Problem requirements: Copy out each line of the listing below in which the string "value" occurs.
Start of Supplied data
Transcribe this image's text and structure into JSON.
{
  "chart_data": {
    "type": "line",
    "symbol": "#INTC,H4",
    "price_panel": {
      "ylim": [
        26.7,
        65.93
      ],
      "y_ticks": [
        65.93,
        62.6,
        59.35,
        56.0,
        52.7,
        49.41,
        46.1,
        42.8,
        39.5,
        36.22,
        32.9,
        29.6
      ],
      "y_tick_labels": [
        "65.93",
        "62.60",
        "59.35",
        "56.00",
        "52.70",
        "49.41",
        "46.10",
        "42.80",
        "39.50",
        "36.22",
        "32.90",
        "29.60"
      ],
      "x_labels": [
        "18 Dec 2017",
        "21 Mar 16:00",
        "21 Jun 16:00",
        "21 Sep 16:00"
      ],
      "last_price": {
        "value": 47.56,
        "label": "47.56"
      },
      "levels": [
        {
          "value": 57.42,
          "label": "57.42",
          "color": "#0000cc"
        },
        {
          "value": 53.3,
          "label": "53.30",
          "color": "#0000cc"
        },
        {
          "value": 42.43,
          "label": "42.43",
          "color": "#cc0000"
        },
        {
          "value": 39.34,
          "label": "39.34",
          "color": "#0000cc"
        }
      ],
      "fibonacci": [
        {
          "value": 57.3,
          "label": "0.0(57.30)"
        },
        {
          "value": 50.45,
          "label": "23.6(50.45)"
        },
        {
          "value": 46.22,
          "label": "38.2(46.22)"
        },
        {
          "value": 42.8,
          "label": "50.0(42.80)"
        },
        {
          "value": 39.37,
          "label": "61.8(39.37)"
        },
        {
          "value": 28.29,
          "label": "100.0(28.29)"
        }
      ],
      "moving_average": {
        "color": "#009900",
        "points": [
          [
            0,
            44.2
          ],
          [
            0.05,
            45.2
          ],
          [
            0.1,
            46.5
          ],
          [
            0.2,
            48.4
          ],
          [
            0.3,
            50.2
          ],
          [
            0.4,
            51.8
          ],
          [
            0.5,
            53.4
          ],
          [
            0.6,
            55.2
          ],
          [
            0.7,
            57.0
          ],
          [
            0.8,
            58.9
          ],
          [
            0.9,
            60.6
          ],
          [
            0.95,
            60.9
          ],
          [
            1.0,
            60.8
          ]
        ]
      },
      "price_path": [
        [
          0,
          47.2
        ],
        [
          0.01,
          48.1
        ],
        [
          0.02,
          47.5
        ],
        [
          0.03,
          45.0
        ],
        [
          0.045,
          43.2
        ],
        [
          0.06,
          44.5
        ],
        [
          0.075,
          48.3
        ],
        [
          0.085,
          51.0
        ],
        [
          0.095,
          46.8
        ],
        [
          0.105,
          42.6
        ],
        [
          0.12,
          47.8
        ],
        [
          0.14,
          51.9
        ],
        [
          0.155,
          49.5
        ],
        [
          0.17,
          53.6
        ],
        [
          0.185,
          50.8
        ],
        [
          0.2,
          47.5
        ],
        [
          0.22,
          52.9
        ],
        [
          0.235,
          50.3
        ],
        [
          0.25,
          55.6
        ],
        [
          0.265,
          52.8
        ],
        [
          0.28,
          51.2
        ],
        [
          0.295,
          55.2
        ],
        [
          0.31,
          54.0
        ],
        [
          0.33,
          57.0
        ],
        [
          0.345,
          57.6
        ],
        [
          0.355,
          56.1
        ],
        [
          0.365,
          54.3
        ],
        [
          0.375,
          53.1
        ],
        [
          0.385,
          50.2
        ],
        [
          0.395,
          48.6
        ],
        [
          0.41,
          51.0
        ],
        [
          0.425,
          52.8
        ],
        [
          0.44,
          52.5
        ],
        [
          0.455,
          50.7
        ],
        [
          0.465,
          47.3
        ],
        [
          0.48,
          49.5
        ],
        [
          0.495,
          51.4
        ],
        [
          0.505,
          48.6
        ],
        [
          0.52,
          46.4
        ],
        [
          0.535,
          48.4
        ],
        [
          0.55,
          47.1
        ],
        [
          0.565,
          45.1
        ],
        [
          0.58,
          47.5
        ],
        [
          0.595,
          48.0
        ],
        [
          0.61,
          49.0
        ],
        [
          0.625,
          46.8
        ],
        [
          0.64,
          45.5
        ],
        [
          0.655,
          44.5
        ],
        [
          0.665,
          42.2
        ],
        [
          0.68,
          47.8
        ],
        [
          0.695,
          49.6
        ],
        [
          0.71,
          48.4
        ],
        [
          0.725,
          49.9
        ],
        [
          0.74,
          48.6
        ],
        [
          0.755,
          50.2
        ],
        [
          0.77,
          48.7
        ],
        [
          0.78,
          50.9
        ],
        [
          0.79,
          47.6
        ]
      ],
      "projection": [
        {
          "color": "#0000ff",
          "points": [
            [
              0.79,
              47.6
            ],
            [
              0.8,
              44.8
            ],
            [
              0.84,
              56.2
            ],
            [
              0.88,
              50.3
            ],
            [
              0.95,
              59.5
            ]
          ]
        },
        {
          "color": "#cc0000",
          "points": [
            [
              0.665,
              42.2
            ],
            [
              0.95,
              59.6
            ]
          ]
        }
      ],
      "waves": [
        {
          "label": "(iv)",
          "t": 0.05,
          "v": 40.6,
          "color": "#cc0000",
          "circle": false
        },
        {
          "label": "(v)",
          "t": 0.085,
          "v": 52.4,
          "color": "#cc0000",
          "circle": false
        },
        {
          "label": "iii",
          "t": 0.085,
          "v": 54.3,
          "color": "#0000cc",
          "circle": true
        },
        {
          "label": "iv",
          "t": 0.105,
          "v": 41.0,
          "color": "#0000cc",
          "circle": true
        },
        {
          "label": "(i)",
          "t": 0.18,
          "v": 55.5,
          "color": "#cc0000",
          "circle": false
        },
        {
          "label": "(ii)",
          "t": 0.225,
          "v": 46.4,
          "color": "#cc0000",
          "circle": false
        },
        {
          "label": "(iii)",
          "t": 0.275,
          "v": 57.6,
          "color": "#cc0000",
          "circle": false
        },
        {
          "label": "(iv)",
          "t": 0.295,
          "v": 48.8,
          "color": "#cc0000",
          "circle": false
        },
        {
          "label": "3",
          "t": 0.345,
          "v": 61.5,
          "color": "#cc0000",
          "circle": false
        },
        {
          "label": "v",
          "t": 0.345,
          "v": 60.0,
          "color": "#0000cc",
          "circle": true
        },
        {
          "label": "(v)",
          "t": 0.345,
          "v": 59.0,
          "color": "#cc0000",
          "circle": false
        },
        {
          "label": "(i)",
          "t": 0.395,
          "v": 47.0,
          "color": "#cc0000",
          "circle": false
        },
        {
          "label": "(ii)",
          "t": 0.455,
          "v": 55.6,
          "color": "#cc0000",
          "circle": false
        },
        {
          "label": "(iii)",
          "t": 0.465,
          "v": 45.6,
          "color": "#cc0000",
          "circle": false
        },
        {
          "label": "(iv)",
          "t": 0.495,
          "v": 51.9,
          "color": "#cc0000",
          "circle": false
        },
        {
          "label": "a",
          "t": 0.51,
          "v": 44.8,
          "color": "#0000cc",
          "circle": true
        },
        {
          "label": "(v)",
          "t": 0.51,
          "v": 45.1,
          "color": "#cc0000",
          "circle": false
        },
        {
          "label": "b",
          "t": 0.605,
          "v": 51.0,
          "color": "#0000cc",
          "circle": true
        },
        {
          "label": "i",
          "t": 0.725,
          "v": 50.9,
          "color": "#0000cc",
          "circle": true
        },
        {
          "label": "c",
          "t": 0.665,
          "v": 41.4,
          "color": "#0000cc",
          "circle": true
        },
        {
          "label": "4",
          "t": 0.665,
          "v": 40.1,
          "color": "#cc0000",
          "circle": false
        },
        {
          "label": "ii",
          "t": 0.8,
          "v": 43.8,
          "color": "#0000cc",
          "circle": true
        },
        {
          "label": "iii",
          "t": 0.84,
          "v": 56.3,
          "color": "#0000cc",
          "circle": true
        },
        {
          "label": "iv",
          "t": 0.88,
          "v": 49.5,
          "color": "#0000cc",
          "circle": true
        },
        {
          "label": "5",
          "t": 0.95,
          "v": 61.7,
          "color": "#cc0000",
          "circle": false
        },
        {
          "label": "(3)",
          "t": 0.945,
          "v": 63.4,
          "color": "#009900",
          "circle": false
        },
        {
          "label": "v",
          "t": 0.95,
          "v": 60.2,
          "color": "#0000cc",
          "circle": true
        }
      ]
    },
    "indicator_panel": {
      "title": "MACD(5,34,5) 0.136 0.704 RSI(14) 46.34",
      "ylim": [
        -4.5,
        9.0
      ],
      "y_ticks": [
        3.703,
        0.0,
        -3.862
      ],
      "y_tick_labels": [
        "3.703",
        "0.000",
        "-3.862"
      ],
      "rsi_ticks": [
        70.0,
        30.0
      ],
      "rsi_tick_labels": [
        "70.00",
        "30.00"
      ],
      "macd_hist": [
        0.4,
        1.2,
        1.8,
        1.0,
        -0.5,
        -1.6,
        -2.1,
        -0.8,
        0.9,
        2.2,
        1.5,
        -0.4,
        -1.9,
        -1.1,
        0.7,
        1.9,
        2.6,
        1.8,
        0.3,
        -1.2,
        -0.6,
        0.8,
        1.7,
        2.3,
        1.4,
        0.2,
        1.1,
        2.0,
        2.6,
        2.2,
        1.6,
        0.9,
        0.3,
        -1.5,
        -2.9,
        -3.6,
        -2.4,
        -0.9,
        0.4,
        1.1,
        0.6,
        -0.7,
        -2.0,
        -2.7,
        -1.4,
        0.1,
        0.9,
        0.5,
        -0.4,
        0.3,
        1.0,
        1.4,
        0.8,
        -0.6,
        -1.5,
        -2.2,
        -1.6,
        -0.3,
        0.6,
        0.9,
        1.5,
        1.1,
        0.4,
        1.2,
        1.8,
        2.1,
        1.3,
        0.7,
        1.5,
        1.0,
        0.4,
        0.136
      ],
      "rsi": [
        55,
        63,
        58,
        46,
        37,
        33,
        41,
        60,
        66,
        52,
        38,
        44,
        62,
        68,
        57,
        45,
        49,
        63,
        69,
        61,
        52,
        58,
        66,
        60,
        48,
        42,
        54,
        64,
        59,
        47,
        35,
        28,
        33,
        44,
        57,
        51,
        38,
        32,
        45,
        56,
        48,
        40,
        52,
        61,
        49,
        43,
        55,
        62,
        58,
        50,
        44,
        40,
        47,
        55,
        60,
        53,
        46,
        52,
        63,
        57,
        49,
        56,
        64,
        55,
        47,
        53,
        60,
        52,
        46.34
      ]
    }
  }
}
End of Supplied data
Task answer:
        "value": 47.56,
          "value": 57.42,
          "value": 53.3,
          "value": 42.43,
          "value": 39.34,
          "value": 57.3,
          "value": 50.45,
          "value": 46.22,
          "value": 42.8,
          "value": 39.37,
          "value": 28.29,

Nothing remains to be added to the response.